    With so many books available, if your book screams the above, then I won't be buying your next one.

  6. Stina, you just gave me a "Doh!" moment, lol. I totally should have added that to this re-run. I'll add that now, as self pub is a whole different situation. Thanks! :)

  7. Great post!
    I am always pro-editor, but I have an analogy: the first thing our realtor did to sell our house was to send a stager over. Sold in four days.

  8. Excellent post, Janice!

    The other question that one should consider when pondering the "editor or not" issue is making sure that the person you're thinking about matches the kind of writing you're wanting to do.

    For example, a couple of the other commenters mentioned an MFA application -- MFA programs typically focus on, and promote, "literary" writing but not commercial / genre fiction.

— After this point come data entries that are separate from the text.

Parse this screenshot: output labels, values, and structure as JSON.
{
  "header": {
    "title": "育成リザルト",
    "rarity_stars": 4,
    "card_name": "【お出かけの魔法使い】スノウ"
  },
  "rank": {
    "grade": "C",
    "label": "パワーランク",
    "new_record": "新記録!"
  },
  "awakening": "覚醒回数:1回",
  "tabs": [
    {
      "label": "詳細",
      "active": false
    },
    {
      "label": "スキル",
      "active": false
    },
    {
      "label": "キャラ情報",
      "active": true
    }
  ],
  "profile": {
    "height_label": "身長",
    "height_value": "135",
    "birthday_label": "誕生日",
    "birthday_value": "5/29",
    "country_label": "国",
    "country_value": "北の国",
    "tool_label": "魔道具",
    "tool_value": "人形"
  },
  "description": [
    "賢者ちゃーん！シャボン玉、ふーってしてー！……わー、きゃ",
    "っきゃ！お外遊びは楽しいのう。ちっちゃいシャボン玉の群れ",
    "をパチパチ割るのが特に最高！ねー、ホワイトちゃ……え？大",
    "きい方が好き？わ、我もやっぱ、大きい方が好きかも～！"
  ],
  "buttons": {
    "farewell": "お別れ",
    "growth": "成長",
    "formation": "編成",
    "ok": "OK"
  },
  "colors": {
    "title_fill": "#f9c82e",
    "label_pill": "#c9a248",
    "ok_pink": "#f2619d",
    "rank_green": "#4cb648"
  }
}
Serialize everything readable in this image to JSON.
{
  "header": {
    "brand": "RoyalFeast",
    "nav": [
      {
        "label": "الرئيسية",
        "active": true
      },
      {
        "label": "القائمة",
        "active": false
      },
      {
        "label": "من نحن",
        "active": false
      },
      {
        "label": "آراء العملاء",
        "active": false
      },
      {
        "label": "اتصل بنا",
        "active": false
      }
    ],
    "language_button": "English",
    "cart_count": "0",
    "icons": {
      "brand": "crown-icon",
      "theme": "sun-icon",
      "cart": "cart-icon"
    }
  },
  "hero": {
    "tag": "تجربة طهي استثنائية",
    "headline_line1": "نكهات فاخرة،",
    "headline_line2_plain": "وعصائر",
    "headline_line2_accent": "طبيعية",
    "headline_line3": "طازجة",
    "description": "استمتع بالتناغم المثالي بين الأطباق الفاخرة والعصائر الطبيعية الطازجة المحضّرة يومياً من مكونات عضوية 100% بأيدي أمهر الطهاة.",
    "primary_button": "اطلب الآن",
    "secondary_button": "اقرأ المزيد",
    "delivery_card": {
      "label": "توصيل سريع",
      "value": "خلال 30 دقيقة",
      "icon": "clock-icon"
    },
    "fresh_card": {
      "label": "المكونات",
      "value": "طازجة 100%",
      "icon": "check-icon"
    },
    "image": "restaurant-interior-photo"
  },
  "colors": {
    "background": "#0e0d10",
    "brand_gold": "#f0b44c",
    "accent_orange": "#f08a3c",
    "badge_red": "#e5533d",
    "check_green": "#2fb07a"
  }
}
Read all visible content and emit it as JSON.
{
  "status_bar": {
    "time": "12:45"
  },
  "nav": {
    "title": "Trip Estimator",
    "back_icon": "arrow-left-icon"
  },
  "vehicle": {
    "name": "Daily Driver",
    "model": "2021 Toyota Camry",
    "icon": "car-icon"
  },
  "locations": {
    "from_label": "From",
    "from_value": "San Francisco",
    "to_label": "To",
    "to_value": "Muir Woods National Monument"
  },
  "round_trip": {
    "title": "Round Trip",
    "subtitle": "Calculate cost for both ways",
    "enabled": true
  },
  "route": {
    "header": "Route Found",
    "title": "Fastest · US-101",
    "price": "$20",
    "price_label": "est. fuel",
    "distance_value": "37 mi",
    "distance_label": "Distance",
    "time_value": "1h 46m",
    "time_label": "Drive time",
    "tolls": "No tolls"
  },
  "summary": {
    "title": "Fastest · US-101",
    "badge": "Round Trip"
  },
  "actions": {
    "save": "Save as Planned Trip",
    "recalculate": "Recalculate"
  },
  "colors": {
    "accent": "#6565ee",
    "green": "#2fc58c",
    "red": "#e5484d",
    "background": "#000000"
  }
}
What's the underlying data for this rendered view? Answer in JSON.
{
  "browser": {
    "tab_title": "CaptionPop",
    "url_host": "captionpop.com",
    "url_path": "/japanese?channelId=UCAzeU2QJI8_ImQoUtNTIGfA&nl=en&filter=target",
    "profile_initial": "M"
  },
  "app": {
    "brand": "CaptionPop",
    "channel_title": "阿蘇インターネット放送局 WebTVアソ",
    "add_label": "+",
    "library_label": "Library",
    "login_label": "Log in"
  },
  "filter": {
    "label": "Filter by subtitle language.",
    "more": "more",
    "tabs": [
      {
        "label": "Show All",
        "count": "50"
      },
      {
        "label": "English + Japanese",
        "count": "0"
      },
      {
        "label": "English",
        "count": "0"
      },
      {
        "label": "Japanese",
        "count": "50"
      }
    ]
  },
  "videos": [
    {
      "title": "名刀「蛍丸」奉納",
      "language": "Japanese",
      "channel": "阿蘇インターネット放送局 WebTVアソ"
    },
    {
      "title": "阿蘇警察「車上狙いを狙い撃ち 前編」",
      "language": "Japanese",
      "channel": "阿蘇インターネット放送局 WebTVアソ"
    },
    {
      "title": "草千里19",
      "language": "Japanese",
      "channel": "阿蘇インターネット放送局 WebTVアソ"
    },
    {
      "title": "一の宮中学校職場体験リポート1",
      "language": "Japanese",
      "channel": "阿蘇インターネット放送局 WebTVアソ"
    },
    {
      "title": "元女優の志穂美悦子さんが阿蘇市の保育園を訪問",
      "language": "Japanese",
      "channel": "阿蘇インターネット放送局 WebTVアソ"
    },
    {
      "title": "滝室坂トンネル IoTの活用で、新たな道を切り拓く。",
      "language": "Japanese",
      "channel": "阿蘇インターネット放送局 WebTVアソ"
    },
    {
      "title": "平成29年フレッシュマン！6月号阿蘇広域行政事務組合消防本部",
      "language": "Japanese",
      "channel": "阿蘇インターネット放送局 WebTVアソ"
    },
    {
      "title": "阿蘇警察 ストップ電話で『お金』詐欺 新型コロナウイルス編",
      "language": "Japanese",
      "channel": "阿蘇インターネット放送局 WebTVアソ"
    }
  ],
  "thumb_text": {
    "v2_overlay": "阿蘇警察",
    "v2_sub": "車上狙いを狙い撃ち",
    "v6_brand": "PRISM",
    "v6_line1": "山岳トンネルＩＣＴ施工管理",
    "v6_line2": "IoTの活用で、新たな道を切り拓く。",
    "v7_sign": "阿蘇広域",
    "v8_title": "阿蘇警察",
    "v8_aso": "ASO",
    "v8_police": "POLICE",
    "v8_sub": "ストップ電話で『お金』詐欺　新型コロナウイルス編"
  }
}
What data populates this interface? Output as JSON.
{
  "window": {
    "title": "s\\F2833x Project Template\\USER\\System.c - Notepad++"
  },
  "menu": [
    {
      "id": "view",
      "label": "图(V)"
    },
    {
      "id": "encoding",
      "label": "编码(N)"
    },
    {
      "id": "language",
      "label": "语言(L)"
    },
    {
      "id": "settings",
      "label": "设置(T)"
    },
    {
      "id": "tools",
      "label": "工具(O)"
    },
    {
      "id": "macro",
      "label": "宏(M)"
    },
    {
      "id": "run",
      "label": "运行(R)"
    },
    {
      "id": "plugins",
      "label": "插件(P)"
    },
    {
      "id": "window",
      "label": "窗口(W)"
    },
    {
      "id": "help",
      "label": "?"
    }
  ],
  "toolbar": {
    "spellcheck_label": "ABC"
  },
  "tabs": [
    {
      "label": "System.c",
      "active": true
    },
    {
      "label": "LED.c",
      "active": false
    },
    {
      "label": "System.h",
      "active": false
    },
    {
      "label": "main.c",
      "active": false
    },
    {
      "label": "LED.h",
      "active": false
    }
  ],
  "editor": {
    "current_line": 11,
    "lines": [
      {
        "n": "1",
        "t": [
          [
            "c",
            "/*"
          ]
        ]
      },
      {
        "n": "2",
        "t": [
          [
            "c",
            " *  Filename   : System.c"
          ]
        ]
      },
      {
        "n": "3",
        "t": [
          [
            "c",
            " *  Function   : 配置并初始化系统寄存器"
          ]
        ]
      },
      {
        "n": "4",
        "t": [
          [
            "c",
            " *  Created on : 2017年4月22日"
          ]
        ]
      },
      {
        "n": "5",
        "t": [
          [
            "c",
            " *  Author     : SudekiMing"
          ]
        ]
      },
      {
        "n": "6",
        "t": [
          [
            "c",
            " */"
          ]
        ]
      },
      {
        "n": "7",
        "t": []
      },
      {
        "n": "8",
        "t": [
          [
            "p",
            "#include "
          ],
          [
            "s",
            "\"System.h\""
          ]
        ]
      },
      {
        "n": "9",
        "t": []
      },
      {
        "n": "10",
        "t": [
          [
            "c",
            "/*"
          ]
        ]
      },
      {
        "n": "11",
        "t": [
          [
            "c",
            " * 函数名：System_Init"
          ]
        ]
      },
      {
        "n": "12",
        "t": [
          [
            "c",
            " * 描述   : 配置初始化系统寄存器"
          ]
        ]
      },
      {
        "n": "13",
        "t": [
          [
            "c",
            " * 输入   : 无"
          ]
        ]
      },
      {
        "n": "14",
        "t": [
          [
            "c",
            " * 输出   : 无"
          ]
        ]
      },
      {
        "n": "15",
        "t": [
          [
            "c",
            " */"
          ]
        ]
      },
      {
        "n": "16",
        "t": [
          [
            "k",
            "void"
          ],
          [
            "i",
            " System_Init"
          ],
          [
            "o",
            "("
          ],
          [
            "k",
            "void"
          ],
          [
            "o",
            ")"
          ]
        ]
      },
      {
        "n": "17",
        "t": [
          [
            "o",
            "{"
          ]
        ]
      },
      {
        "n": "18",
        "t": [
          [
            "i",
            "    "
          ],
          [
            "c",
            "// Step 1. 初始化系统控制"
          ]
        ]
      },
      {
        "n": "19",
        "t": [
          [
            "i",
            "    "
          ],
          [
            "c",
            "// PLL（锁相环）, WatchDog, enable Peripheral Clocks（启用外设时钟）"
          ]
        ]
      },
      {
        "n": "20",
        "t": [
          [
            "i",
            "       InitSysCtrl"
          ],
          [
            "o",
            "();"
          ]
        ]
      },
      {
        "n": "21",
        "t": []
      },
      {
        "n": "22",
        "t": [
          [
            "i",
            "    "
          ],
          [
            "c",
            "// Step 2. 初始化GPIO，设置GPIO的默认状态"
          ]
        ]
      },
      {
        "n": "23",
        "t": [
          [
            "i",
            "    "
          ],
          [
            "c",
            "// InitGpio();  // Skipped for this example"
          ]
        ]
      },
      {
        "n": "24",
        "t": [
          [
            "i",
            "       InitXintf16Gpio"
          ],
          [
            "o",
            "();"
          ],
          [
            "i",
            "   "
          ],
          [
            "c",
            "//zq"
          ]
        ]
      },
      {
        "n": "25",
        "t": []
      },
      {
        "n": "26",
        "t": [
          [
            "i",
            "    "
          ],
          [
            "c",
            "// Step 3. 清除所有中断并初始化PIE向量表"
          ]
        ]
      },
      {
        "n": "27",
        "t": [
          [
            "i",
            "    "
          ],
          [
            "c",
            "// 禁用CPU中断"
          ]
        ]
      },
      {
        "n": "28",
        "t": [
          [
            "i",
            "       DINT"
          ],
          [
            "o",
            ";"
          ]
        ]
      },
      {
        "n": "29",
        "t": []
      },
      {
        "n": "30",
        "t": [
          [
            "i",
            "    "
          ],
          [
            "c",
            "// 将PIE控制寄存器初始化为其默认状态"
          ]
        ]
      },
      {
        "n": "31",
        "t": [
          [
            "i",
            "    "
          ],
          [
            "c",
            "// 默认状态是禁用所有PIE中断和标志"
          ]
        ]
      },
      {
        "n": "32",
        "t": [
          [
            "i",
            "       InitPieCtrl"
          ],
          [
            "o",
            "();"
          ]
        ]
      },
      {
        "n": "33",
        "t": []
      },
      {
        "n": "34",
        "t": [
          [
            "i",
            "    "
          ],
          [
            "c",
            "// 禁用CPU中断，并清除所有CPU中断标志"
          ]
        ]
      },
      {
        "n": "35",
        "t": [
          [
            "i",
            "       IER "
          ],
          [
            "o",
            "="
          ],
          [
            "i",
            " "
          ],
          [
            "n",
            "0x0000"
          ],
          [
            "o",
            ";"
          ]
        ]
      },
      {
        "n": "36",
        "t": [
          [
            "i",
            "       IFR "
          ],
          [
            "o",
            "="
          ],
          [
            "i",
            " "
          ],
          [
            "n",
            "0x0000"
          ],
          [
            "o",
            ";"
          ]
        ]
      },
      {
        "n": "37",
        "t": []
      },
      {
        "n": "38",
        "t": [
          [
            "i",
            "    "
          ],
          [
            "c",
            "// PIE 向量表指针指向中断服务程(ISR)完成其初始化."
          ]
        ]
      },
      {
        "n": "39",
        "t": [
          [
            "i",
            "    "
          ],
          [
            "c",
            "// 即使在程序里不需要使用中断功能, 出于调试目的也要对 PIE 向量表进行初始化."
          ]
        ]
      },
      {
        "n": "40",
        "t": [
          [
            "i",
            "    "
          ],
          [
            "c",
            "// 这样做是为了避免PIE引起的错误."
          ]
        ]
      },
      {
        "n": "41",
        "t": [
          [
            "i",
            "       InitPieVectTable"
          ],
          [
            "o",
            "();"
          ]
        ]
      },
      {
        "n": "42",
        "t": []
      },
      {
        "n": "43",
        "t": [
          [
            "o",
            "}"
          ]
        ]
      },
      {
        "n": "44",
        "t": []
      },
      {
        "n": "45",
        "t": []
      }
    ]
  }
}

But if the editor you're considering is experienced in genre fiction, they may not be as "good an investment" as an editor who's been through an MFA program and/or published or edited literary fiction.

    Just a thought ...

  9. I always advise my clients to let me edit a sample chapter to get an idea of how my editing works with their writing. I also encourage them to look at their original and the final version of the chapter side by side, so they can judge for themselves if they feel my suggestions make for improvements and if their voice remains intact. I don't think a good editor ever edits out the author's voice; I think it's our job to preserve what makes their writing unique while pointing out what they might do differently to achieve what they were going for.

  10. Such a timely post! I attended a writers' conference on Saturday where we were able to submit a sample chapter ahead of time to an editor. The editor who read mine really "got" the type of humor I write so I was wondering if I should hire her.

    The thing is, I'm looking to be traditionally published and since my book went through a critique group, she didn't find major errors, so maybe it's not worth it unless I decide to stop trying to find an agent.

    I guess it helps to know your weaknesses and I am definitely comma impaired!

  11. LOL Can you tell I'm a little frustrated, Janet? I just figure if I'm paying for a freelance editor before self publishing my novel, then so should everyone. Or maybe they could at least have a warning: This book has not been edited by a professional. Please proceed with caution. :D

  12. SanWrites, good analogy. :)

    Chuck, very good point. Thanks!

    Bridget, smart to do that. I think the key here is "good" editor. I've heard too many horror stories of folks who've paid not-so-good editors with terrible results. So doing your homework is a good idea when hiring an editor.

    Cindy, nice! If you have a crit group and feel the book is solid, you're probably fine. But only you can decide if you want an editor to look at it or not. Go with your gut. Maybe do a partial if you're not sure. Or just sent away and see what happens :)

    Stine, lol, honestly, nope. It was sound advice. Editors are a must for self pub. Though I do like your warning label idea :)

  13. I've actually debated myself about this. For sure, if I ever self publish I'll hire an editor.